> [YOUR TASK]:
Pick out the lines below that contain the string "name" and copy them all.

> [TASK DATA]:
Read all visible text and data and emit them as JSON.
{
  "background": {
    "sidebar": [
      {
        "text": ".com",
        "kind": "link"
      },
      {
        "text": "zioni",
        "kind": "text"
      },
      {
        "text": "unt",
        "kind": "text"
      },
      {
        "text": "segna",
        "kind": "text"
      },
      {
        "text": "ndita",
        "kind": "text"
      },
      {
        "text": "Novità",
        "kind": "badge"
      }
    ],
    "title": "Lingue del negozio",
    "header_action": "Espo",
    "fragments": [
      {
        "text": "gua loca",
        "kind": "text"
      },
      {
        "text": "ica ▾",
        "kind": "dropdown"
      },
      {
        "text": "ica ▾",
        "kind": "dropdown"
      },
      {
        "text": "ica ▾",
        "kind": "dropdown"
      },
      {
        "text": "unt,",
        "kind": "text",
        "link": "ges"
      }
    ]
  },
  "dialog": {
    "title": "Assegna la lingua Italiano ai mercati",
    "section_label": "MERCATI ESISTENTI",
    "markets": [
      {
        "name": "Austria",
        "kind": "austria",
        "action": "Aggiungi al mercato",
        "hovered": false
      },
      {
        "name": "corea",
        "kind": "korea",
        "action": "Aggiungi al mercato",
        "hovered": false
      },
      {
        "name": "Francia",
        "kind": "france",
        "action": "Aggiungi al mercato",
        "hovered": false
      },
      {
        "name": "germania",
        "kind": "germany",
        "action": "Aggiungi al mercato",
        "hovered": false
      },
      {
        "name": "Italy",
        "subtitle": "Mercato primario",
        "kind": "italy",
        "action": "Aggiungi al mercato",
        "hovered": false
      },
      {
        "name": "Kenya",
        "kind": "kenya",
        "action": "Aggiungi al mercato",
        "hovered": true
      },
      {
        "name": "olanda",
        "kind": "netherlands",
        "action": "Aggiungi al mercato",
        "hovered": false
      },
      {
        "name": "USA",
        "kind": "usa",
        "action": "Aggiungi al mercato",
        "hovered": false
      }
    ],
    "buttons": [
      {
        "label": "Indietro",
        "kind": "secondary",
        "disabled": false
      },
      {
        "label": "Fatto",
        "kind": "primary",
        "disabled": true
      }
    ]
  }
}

> [RESPONSE BELOW]:
        "name": "Austria",
        "name": "corea",
        "name": "Francia",
        "name": "germania",
        "name": "Italy",
        "name": "Kenya",
        "name": "olanda",
        "name": "USA",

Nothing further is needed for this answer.